The air in the tiny space was fresh, which implies that some airway must have remained open through the debris.

And there was a trickle of water on one side of the kitchen, probably from one of several tiny streams that dot the Kamsar area.

"We started clearing the debris of her house on 10 December, mainly to pull the iron sheets off the collapsed roof to build ourselves a shelter," says Faiz Din....

"We first thought she was dead but she opened her eyes as we were pulling her out," says Faiz....

That was why Faiz Din didn't take her to a doctor immediately despite being so close to Muzaffarabad.

"We thought she was going to die any moment," he says.

"So we just put her inside a tent and let her be."
Imagine what this woman went through, suffering to survive and thinking about dying all those days, with her relatives next door and not bothering to look for her, and then, when they just happen to find her, being set aside as if she were already a corpse. She's not able to talk yet, but I'd like to know what she has to say about this Faiz Din character.

10 comments:

XWL said...

Three possibilities.

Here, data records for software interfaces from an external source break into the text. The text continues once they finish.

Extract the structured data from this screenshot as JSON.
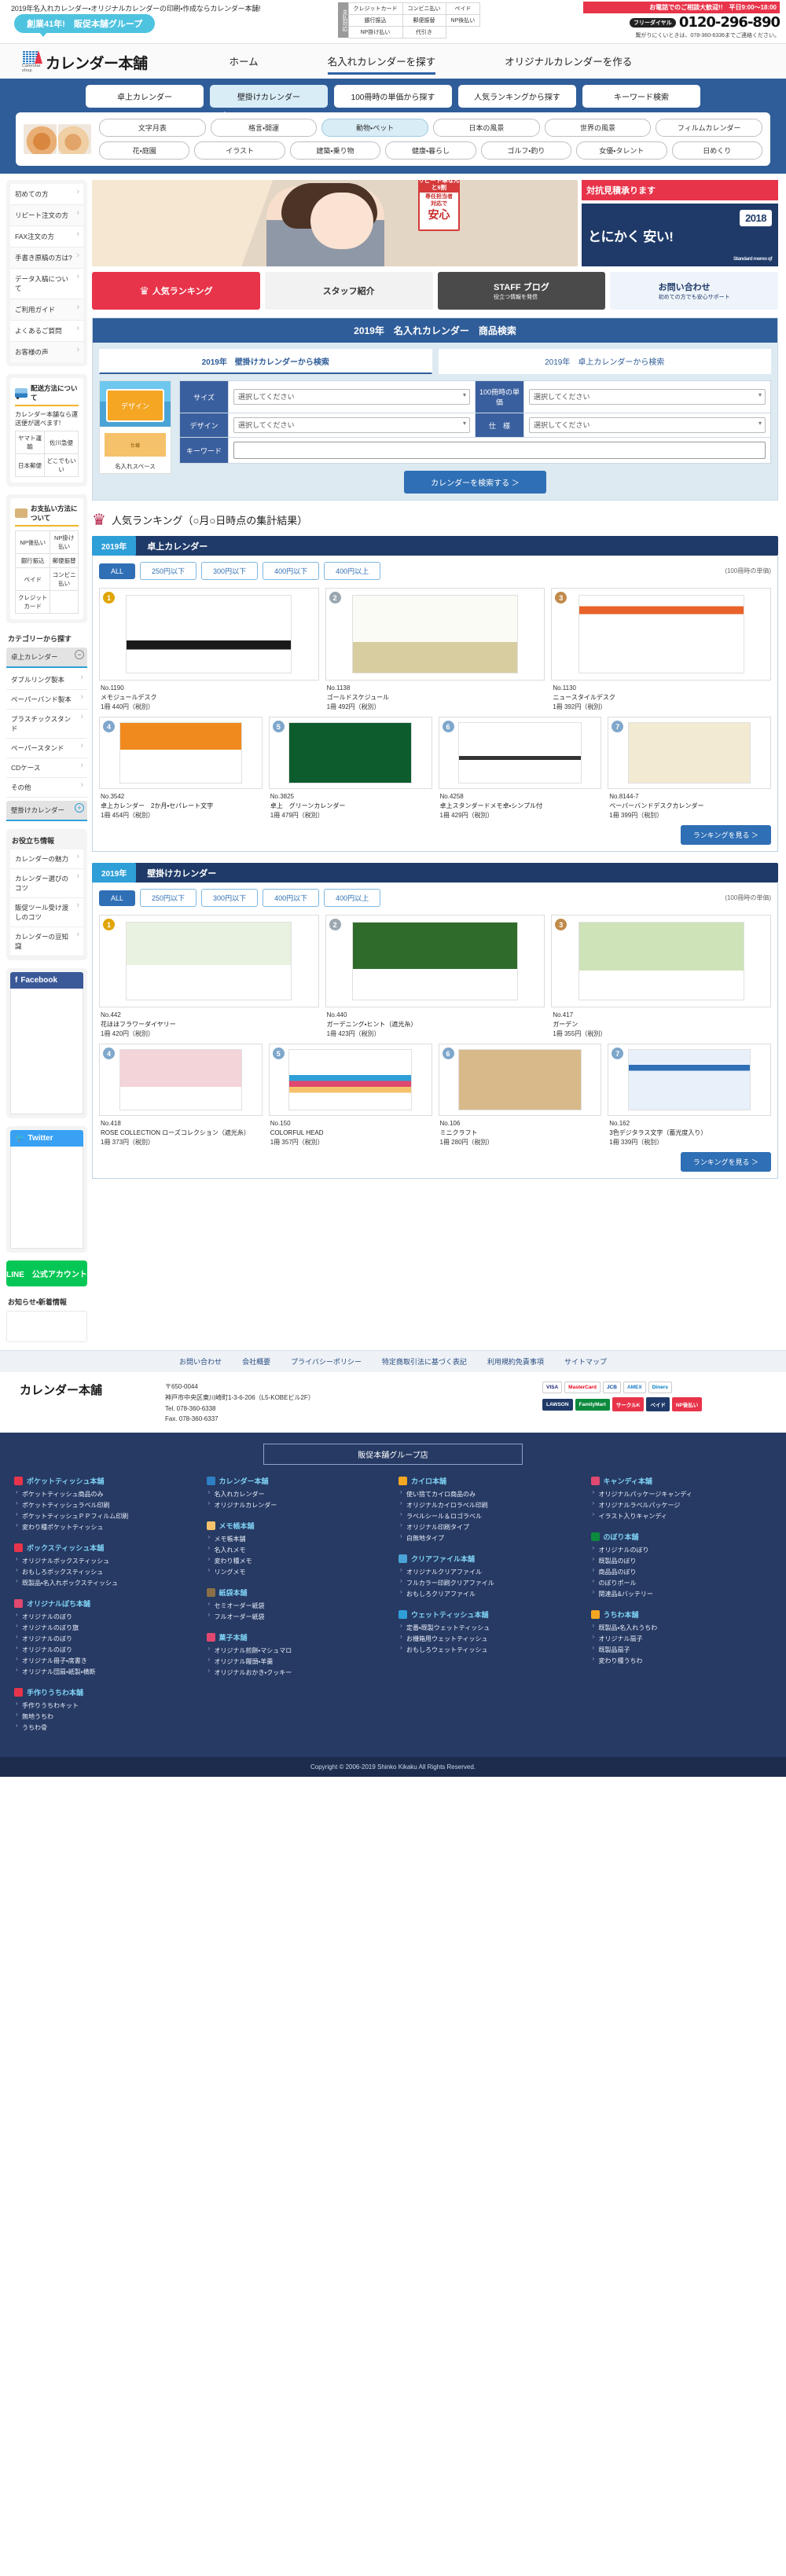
{
  "topbar": {
    "catchcopy": "2019年名入れカレンダー・オリジナルカレンダーの印刷・作成ならカレンダー本舗!",
    "since_badge": "創業41年!　販促本舗グループ",
    "payment_label": "支払対応",
    "payment_methods": [
      "クレジットカード",
      "コンビニ払い",
      "ペイド",
      "銀行振込",
      "郵便振替",
      "NP後払い",
      "NP掛け払い",
      "代引き"
    ],
    "tel_headline": "お電話でのご相談大歓迎!!　平日9:00～18:00",
    "tel_headline_em": "平日9:00～18:00",
    "freedial_label": "フリーダイヤル",
    "tel_number": "0120-296-890",
    "tel_note": "繋がりにくいときは、078-360-6336までご連絡ください。"
  },
  "header": {
    "logo_name": "カレンダー本舗",
    "logo_sub": "Calendar shop",
    "nav": [
      {
        "label": "ホーム",
        "active": false
      },
      {
        "label": "名入れカレンダーを探す",
        "active": true
      },
      {
        "label": "オリジナルカレンダーを作る",
        "active": false
      }
    ]
  },
  "bluenav": {
    "tabs": [
      {
        "label": "卓上カレンダー",
        "selected": false
      },
      {
        "label": "壁掛けカレンダー",
        "selected": true
      },
      {
        "label": "100冊時の単価から探す",
        "selected": false
      },
      {
        "label": "人気ランキングから探す",
        "selected": false
      },
      {
        "label": "キーワード検索",
        "selected": false
      }
    ],
    "chips_row1": [
      {
        "label": "文字月表",
        "selected": false
      },
      {
        "label": "格言・開運",
        "selected": false
      },
      {
        "label": "動物・ペット",
        "selected": true
      },
      {
        "label": "日本の風景",
        "selected": false
      },
      {
        "label": "世界の風景",
        "selected": false
      },
      {
        "label": "フィルムカレンダー",
        "selected": false
      }
    ],
    "chips_row2": [
      {
        "label": "花・庭園",
        "selected": false
      },
      {
        "label": "イラスト",
        "selected": false
      },
      {
        "label": "建築・乗り物",
        "selected": false
      },
      {
        "label": "健康・暮らし",
        "selected": false
      },
      {
        "label": "ゴルフ・釣り",
        "selected": false
      },
      {
        "label": "女優・タレント",
        "selected": false
      },
      {
        "label": "日めくり",
        "selected": false
      }
    ]
  },
  "sidebar": {
    "guide_items": [
      "初めての方",
      "リピート注文の方",
      "FAX注文の方",
      "手書き原稿の方は?",
      "データ入稿について",
      "ご利用ガイド",
      "よくあるご質問",
      "お客様の声"
    ],
    "shipping": {
      "title": "配送方法について",
      "text": "カレンダー本舗なら運送便が選べます!",
      "rows": [
        [
          "ヤマト運輸",
          "佐川急便"
        ],
        [
          "日本郵便",
          "どこでもいい"
        ]
      ]
    },
    "payment": {
      "title": "お支払い方法について",
      "rows": [
        [
          "NP後払い",
          "NP掛け払い"
        ],
        [
          "銀行振込",
          "郵便振替"
        ],
        [
          "ペイド",
          "コンビニ払い"
        ],
        [
          "クレジットカード",
          ""
        ]
      ]
    },
    "category": {
      "title": "カテゴリーから探す",
      "open_group": "卓上カレンダー",
      "open_items": [
        "ダブルリング製本",
        "ペーパーバンド製本",
        "プラスチックスタンド",
        "ペーパースタンド",
        "CDケース",
        "その他"
      ],
      "closed_group": "壁掛けカレンダー"
    },
    "useful": {
      "title": "お役立ち情報",
      "items": [
        "カレンダーの魅力",
        "カレンダー選びのコツ",
        "販促ツール受け渡しのコツ",
        "カレンダーの豆知識"
      ]
    },
    "facebook_title": "Facebook",
    "twitter_title": "Twitter",
    "line_title": "LINE　公式アカウント",
    "news_title": "お知らせ・新着情報"
  },
  "hero": {
    "badge_cap": "リピート率なんと9割",
    "badge_line1": "専任担当者",
    "badge_line2": "対応で",
    "badge_big": "安心",
    "right_top": "対抗見積承ります",
    "right_big": "とにかく 安い!",
    "right_year": "2018",
    "right_note": "Standard memo qf"
  },
  "banners": [
    {
      "label": "人気ランキング",
      "style": "b1",
      "icon": "crown-icon"
    },
    {
      "label": "スタッフ紹介",
      "style": "b2",
      "icon": "staff-icon"
    },
    {
      "label": "STAFF ブログ",
      "sub": "役立つ情報を発信",
      "style": "b3",
      "icon": "blog-icon"
    },
    {
      "label": "お問い合わせ",
      "sub": "初めての方でも安心サポート",
      "style": "b4",
      "icon": "mail-icon"
    }
  ],
  "search_panel": {
    "title": "2019年　名入れカレンダー　商品検索",
    "tabs": [
      {
        "label": "2019年　壁掛けカレンダーから検索",
        "selected": true
      },
      {
        "label": "2019年　卓上カレンダーから検索",
        "selected": false
      }
    ],
    "thumb_design_label": "デザイン",
    "thumb_spec_label": "仕様",
    "thumb_caption": "名入れスペース",
    "fields": [
      {
        "label": "サイズ",
        "placeholder": "選択してください"
      },
      {
        "label": "100冊時の単価",
        "placeholder": "選択してください"
      },
      {
        "label": "デザイン",
        "placeholder": "選択してください"
      },
      {
        "label": "仕　様",
        "placeholder": "選択してください"
      },
      {
        "label": "キーワード",
        "value": ""
      }
    ],
    "submit_label": "カレンダーを検索する ＞"
  },
  "ranking": {
    "heading": "人気ランキング（○月○日時点の集計結果）",
    "sections": [
      {
        "year": "2019年",
        "title": "卓上カレンダー",
        "filters": [
          {
            "label": "ALL",
            "selected": true
          },
          {
            "label": "250円以下",
            "selected": false
          },
          {
            "label": "300円以下",
            "selected": false
          },
          {
            "label": "400円以下",
            "selected": false
          },
          {
            "label": "400円以上",
            "selected": false
          }
        ],
        "unit_note": "(100冊時の単価)",
        "row1": [
          {
            "rank": "1",
            "no": "No.1190",
            "name": "メモジュールデスク",
            "price": "1冊 440円（税別）",
            "art": "memo"
          },
          {
            "rank": "2",
            "no": "No.1138",
            "name": "ゴールドスケジュール",
            "price": "1冊 492円（税別）",
            "art": "gold"
          },
          {
            "rank": "3",
            "no": "No.1130",
            "name": "ニュースタイルデスク",
            "price": "1冊 392円（税別）",
            "art": "newstyle"
          }
        ],
        "row2": [
          {
            "rank": "4",
            "no": "No.3542",
            "name": "卓上カレンダー　2か月・セパレート文字",
            "price": "1冊 454円（税別）",
            "art": "orange"
          },
          {
            "rank": "5",
            "no": "No.3825",
            "name": "卓上　グリーンカレンダー",
            "price": "1冊 479円（税別）",
            "art": "green"
          },
          {
            "rank": "6",
            "no": "No.4258",
            "name": "卓上スタンダードメモ卓・シンプル付",
            "price": "1冊 429円（税別）",
            "art": "simple"
          },
          {
            "rank": "7",
            "no": "No.8144-7",
            "name": "ペーパーバンドデスクカレンダー",
            "price": "1冊 399円（税別）",
            "art": "paper"
          }
        ],
        "more_label": "ランキングを見る ＞"
      },
      {
        "year": "2019年",
        "title": "壁掛けカレンダー",
        "filters": [
          {
            "label": "ALL",
            "selected": true
          },
          {
            "label": "250円以下",
            "selected": false
          },
          {
            "label": "300円以下",
            "selected": false
          },
          {
            "label": "400円以下",
            "selected": false
          },
          {
            "label": "400円以上",
            "selected": false
          }
        ],
        "unit_note": "(100冊時の単価)",
        "row1": [
          {
            "rank": "1",
            "no": "No.442",
            "name": "花ほほフラワーダイヤリー",
            "price": "1冊 420円（税別）",
            "art": "flower"
          },
          {
            "rank": "2",
            "no": "No.440",
            "name": "ガーデニング・ヒント（遮光糸）",
            "price": "1冊 423円（税別）",
            "art": "garden"
          },
          {
            "rank": "3",
            "no": "No.417",
            "name": "ガーデン",
            "price": "1冊 355円（税別）",
            "art": "gardens"
          }
        ],
        "row2": [
          {
            "rank": "4",
            "no": "No.418",
            "name": "ROSE COLLECTION ローズコレクション（遮光糸）",
            "price": "1冊 373円（税別）",
            "art": "rose"
          },
          {
            "rank": "5",
            "no": "No.150",
            "name": "COLORFUL HEAD",
            "price": "1冊 357円（税別）",
            "art": "colorful"
          },
          {
            "rank": "6",
            "no": "No.106",
            "name": "ミニクラフト",
            "price": "1冊 280円（税別）",
            "art": "kraft"
          },
          {
            "rank": "7",
            "no": "No.162",
            "name": "3色デジタラス文字（蓄光度入り）",
            "price": "1冊 339円（税別）",
            "art": "blue"
          }
        ],
        "more_label": "ランキングを見る ＞"
      }
    ]
  },
  "footer": {
    "nav": [
      "お問い合わせ",
      "会社概要",
      "プライバシーポリシー",
      "特定商取引法に基づく表記",
      "利用規約免責事項",
      "サイトマップ"
    ],
    "logo_name": "カレンダー本舗",
    "address_lines": [
      "〒650-0044",
      "神戸市中央区東川崎町1-3-6-206（L5-KOBEビル2F）",
      "Tel. 078-360-6338",
      "Fax. 078-360-6337"
    ],
    "pay_badges_row1": [
      "VISA",
      "MasterCard",
      "JCB",
      "AMEX",
      "Diners"
    ],
    "pay_badges_row2": [
      "LAWSON",
      "FamilyMart",
      "サークルK",
      "ペイド",
      "NP後払い"
    ],
    "group_title": "販促本舗グループ店",
    "groups": [
      {
        "name": "ポケットティッシュ本舗",
        "color": "#e8344a",
        "items": [
          "ポケットティッシュ商品のみ",
          "ポケットティッシュラベル印刷",
          "ポケットティッシュＰＰフィルム印刷",
          "変わり種ポケットティッシュ"
        ]
      },
      {
        "name": "カレンダー本舗",
        "color": "#2f7fc4",
        "items": [
          "名入れカレンダー",
          "オリジナルカレンダー"
        ]
      },
      {
        "name": "カイロ本舗",
        "color": "#f5a623",
        "items": [
          "使い捨てカイロ商品のみ",
          "オリジナルカイロラベル印刷",
          "ラベルシール＆ロゴラベル",
          "オリジナル印刷タイプ",
          "白無地タイプ"
        ]
      },
      {
        "name": "キャンディ本舗",
        "color": "#e0486f",
        "items": [
          "オリジナルパッケージキャンディ",
          "オリジナルラベルパッケージ",
          "イラスト入りキャンディ"
        ]
      },
      {
        "name": "ボックスティッシュ本舗",
        "color": "#e8344a",
        "items": [
          "オリジナルボックスティッシュ",
          "おもしろボックスティッシュ",
          "既製品・名入れボックスティッシュ"
        ]
      },
      {
        "name": "メモ帳本舗",
        "color": "#f5c26b",
        "items": [
          "メモ帳本舗",
          "名入れメモ",
          "変わり種メモ",
          "リングメモ"
        ]
      },
      {
        "name": "クリアファイル本舗",
        "color": "#4aa3d6",
        "items": [
          "オリジナルクリアファイル",
          "フルカラー印刷クリアファイル",
          "おもしろクリアファイル"
        ]
      },
      {
        "name": "のぼり本舗",
        "color": "#0b8a3e",
        "items": [
          "オリジナルのぼり",
          "既製品のぼり",
          "商品品のぼり",
          "のぼりポール",
          "関連品&バッテリー"
        ]
      },
      {
        "name": "オリジナルぽち本舗",
        "color": "#e0486f",
        "items": [
          "オリジナルのぼり",
          "オリジナルのぼり旗",
          "オリジナルのぼり",
          "オリジナルのぼり",
          "オリジナル冊子・席書き",
          "オリジナル団扇・紙製・横断"
        ]
      },
      {
        "name": "紙袋本舗",
        "color": "#8b6f47",
        "items": [
          "セミオーダー紙袋",
          "フルオーダー紙袋"
        ]
      },
      {
        "name": "ウェットティッシュ本舗",
        "color": "#2f9fd8",
        "items": [
          "定番・既製ウェットティッシュ",
          "お機箱用ウェットティッシュ",
          "おもしろウェットティッシュ"
        ]
      },
      {
        "name": "うちわ本舗",
        "color": "#f5a623",
        "items": [
          "既製品・名入れうちわ",
          "オリジナル扇子",
          "既製品扇子",
          "変わり種うちわ"
        ]
      },
      {
        "name": "手作りうちわ本舗",
        "color": "#e8344a",
        "items": [
          "手作りうちわキット",
          "無地うちわ",
          "うちわ骨"
        ]
      },
      {
        "name": "菓子本舗",
        "color": "#e0486f",
        "items": [
          "オリジナル煎餅・マシュマロ",
          "オリジナル饅頭・羊羹",
          "オリジナルおかき・クッキー"
        ]
      }
    ],
    "copyright": "Copyright © 2006-2019 Shinko Kikaku All Rights Reserved."
  }
}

First, somewhere deep in the recesses of some people's DNA(but probably not all people)is a hibernation like mechanism left over from some squirrel like ancestor that allow them to survive in a coma like state for extended periods of time under very specific conditions.

Second, it's a hoax being pushed by some religious fanatics or mountebanks who hope to push this miracle woman as a sign from god or tourist attraction.

Third, an honest to god/allah miracle. They still happen. Some people's will to live transcend crudely rational concepts of the possible.

wildaboutharrie said...

This reminds me of the documentary Touching the Void - when the climber is cut loose and left for dead, then manages to crawl down the mountain, dehydrated, with a broken leg, makes it to his camp latrine and calls for help. No reply. He says a part of him died just then. It's such a profoundly sad story.

And his acquaintance in camp did hear him but didn't venture out as he was afraid of what he might find.

I think Faiz Din perhaps was living by what trauma experts call "new norms". At least, I hope that was the case, you hate to think a person is just callous.

God bless this woman, what an ordeal.

Tristram said...

Given the culture, you wonder if the same thing would have happened if the person buried had been male. I mean the callousness of not even calling a doctor when the person is found to be alive...the mind boggles...

And not even checking next door? Okay, there must be some sort of time span where immediate needs are attended to, but 2-months later? Damnit, they should have at least searched for her body to butry it properly, so rats and scavengers don't get it.

Ann Althouse said...

Reading this story, I can't help speculating that they deliberately avoided moving the metal roof until they were sure she was dead, then they went to take the metal they wanted to use, and then when they saw she was alive, deliberately put her aside to die and planned to say she was dead when they pulled her out. "New norms," indeed. And, yeah, I tend to think they avoided digging her out because she was female.

wildaboutharrie said...

Well, if it was because she is a woman, then it's the "old norms".

Gah.

bearbee said...

When I was reading survivor literature about the Holocaust and the Gulags often I wondered how they could endure and if I would have been able to survive.

Her spirit recognized no 'norms'.

I just wonder how many others may be lingering....

reader_iam said...

When I was reading survivor literature about the Holocaust and the Gulags often I wondered how they could endure and if I would have been able to survive.

Viktor Frankl.

wildaboutharrie said...

No surprise, but other news sources (a quick Google search brought up some) give a very different picture of the cousin and other villagers as to why they didn't look for this woman and how they treated her after they found her. I'd like to know the whole story before condemning Faiz Din.

erp said...

Poor lady. When she regains her senses, I wonder if she will find all her worldly goods have mysteriously disappeared, her roof being the last thing to wander off.

Is anyone else's eyesight being sorely tested trying to decipher the code word letters?

Gina Cobb said...

Related post:

Never, Never Give Up: Woman Found Alive 63 Days After Earthquake
http://ginacobb.typepad.com/gina_cobb/2005/12/never_never_giv.html